– How pre-clinical studies are best managed

Session 3: Regulation (19th December 2016)


TERM products face a raft of regulatory hurdles that must be successfully navigated if products are to not only reach the market, but remain on the market while achieving commercial success. The exact regulatory route-to-market depends on the nature of the product, while the innovative nature of many advanced therapies frequently complicates adherence to existing frameworks. In this seminar we aim to cover:

– Overview of the regulatory pathways available for ATMPs and other TERM products, including medical device classifications
– Key regulatory requirements for developing ATMPs in the EU
– Necessary ancillary activities for regulatory approvals
– Commercial case study

Session 4: IP Strategy in TERM (20th January 2017)

Protecting a technology in the TERM arena requires devoting considerable attention to your IP strategy. IP presence is almost always a prerequisite for equity investment, and often, companies further develop a strong patent portfolio to subjugate competitive risk. Other forms of product protection such as trade secrets and exclusive know-how offer alternative protection strategies, often preferred where direct IP filing may not be possible.

– What is IP and why does my start-up need it?
– Different patent types and alternative product protection strategies
– Current patent landscape in TERM
– Licensing and deals
– Landmark cases

Session 5: Investment & Funding (30th March 2017 )

Developing a financial plan for your start-up can be a daunting task, especially for founders with a scientific or technical background.
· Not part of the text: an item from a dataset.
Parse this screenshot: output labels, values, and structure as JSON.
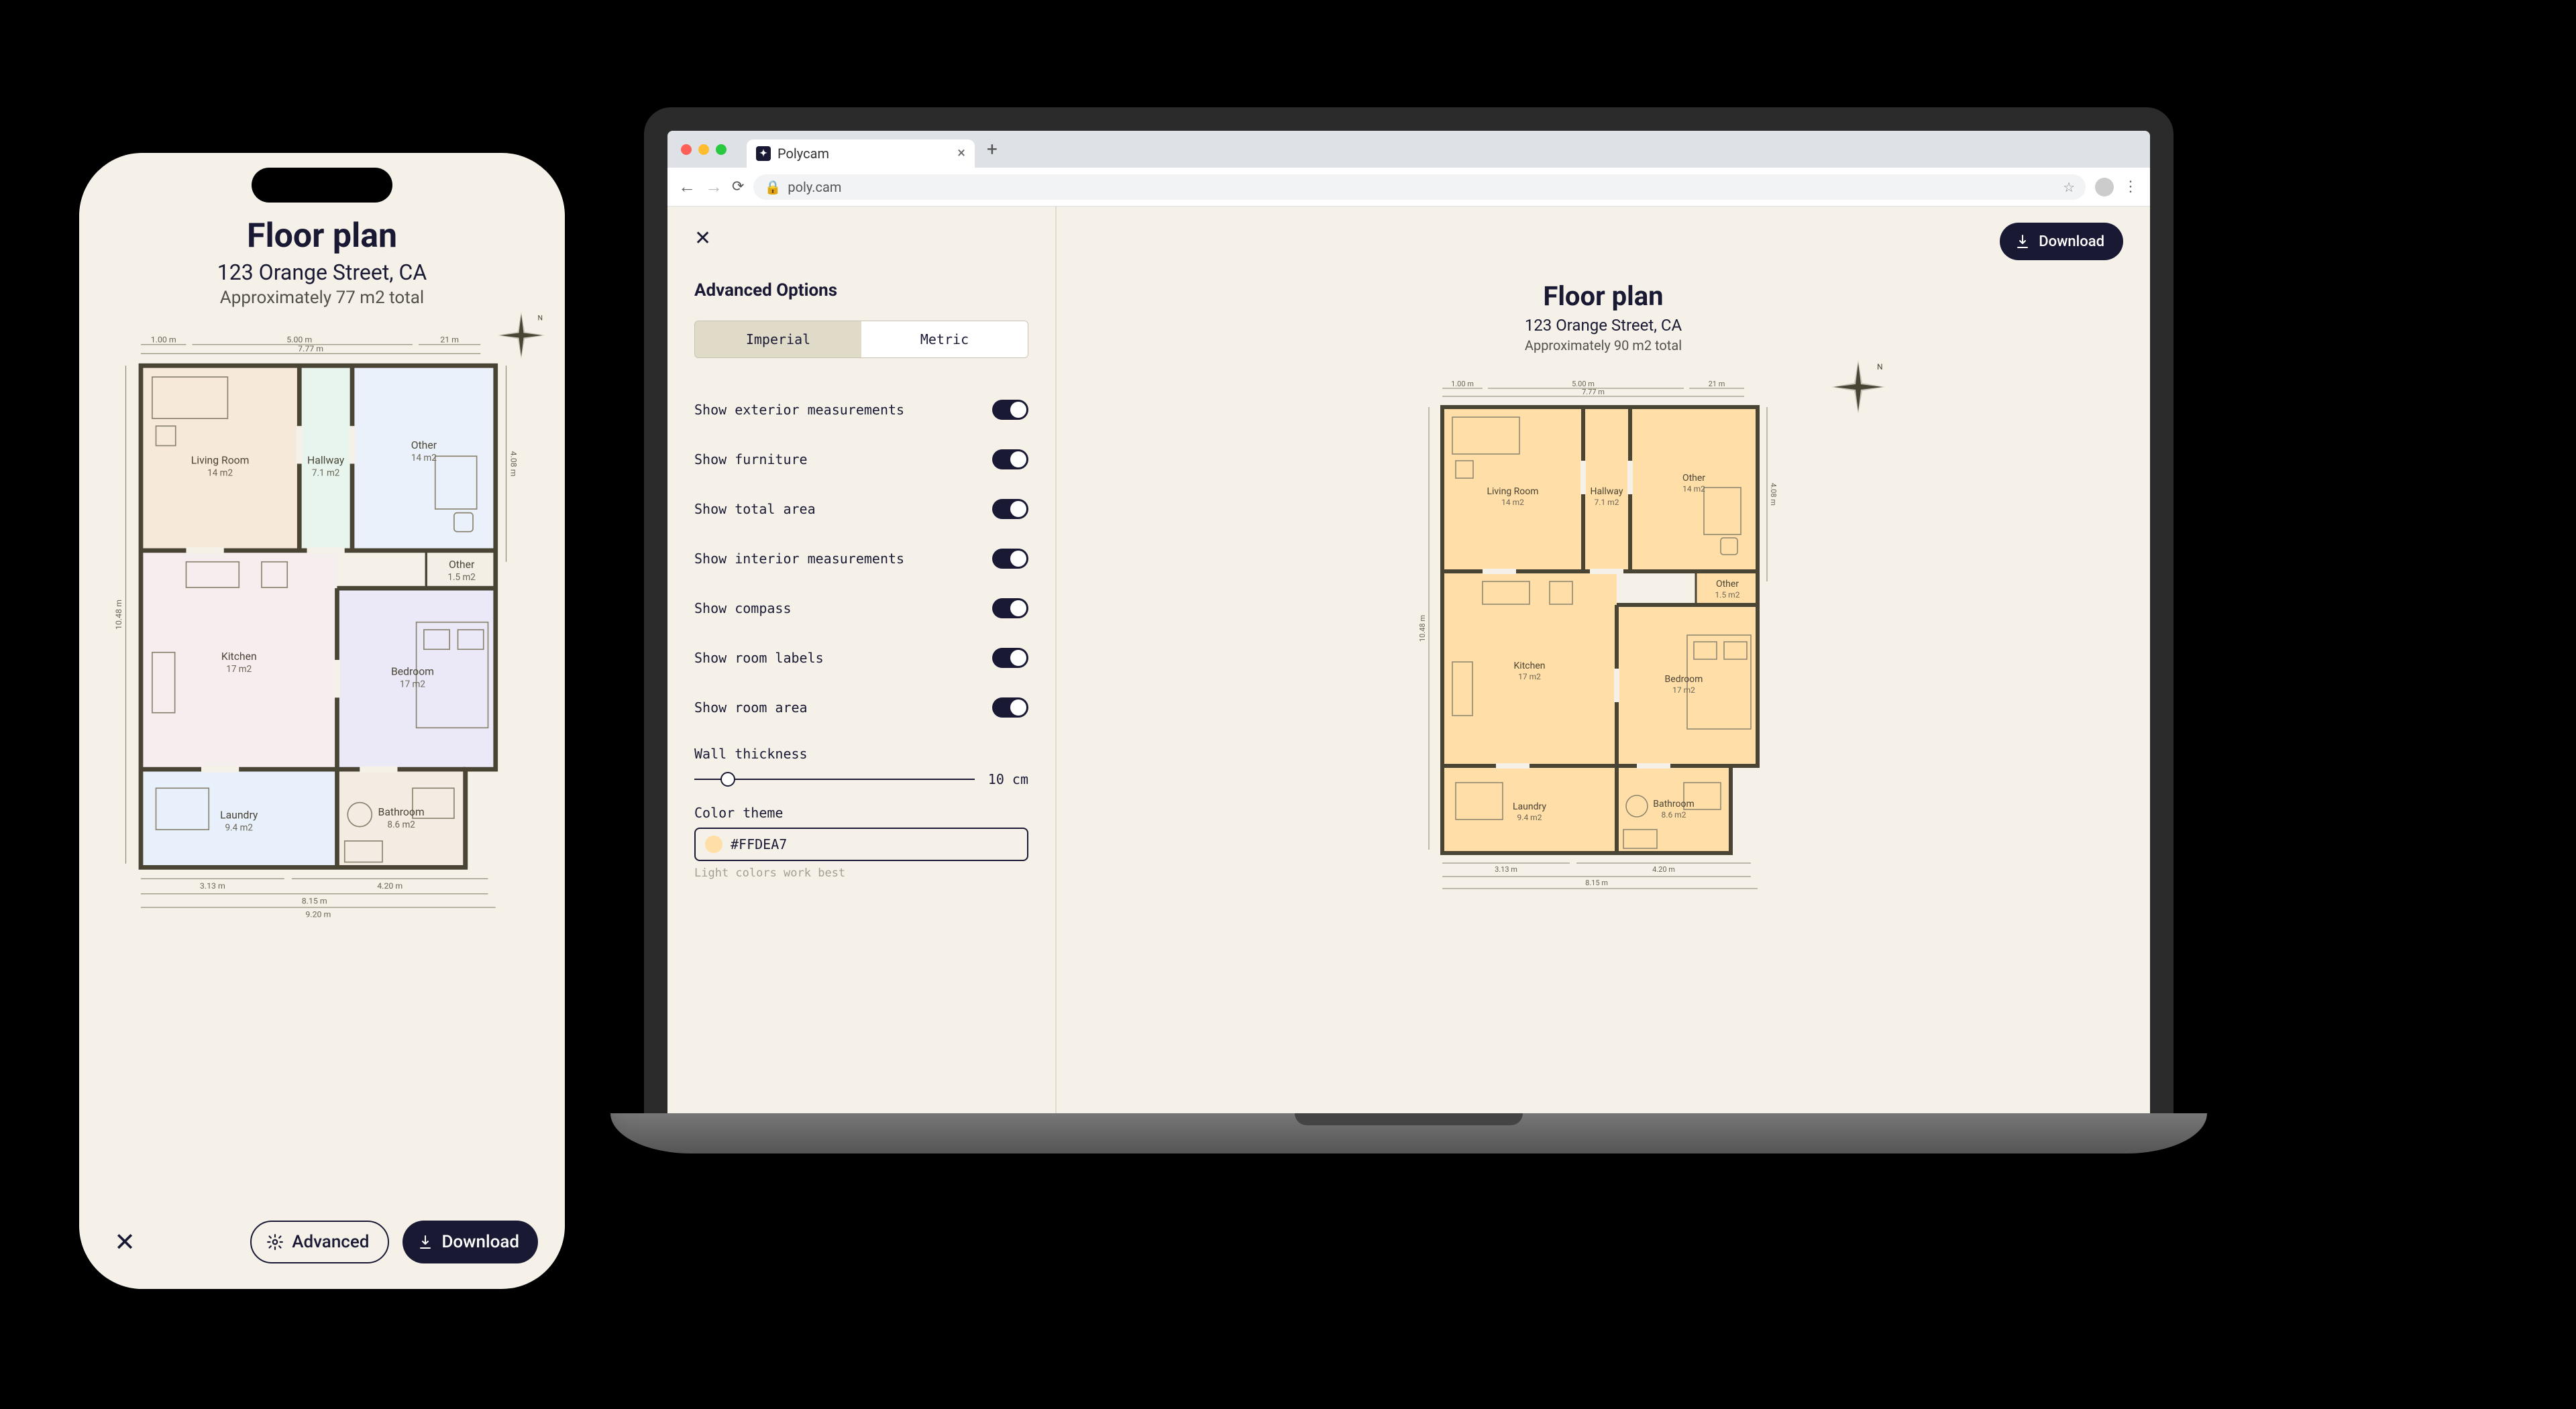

Forecasting your costs as accurately as possible, realistically valuing your product within the context of its market potential, and identifying your manufacturing cost-of-goods, are crucial prerequisites to securing an appropriate level of investment. Actually securing investment a whole new ball game- pitching to investors is a real art and often requires massive time commitments from company founders.

– Financial modelling and how to forecast your costs
– Realistically valuing your company and your product
– Finding appropriate funding sources: Dilutive and non-dilutive investment
– Exit strategies- will you go all the way to the market, or aim to be acquired? Who might buy your company?
– How is your product going to be reimbursed? Who will pay for it?

Session 6: Building a Business (April 2017)

Building a cohesive business plan is something many technically-trained entrepreneurs struggle with, and understandably so. Piecing together everything you need in a way that is not only attractive for investment but will facilitate long-term commercial success, is a substantial task. As well as making some fundamental decisions about your business model, a multitude of details require ironing out, while identifying weaknesses and risks in your plan will help build its quality.

– How to write a business plan: what is it, and what does it needs to include?
– When is it appropriate to seek investment, and how should this best be done?
– How will you engage with the necessary stakeholders to manage all the risks throughout your business plan?
– Who can you partner with to accelerate your development plan?

Session 7: Production & Supply (May 2017)

Proof-of-concept stage technologies often face significant challenges in scaling up or out to meet market-scale demand. Manufacturing presents a frequently overlooked element of risk and your long-term supply chain must be considered from the outset. Different TERM products hold different levels of risk in this regard; while medical devices may be simple enough to manufacture on a large scale, autologous cell-based therapies often face significantly greater manufacturing challenges. Further, ensuring your product can easily integrate into common clinical practice and is attractive for clinicians or other end-users to adopt is paramount to a product’s success.

– Scaling up and/or scaling out: how will you manufacture your product at scale?
– How will you store and distribute your product in a way that protects its quality? What are the regulatory requirements around this?
– How will you ensure your product is attractive for the end user?
– What recall protocols will you have in place?
– Case studies (e.g. Dendreon)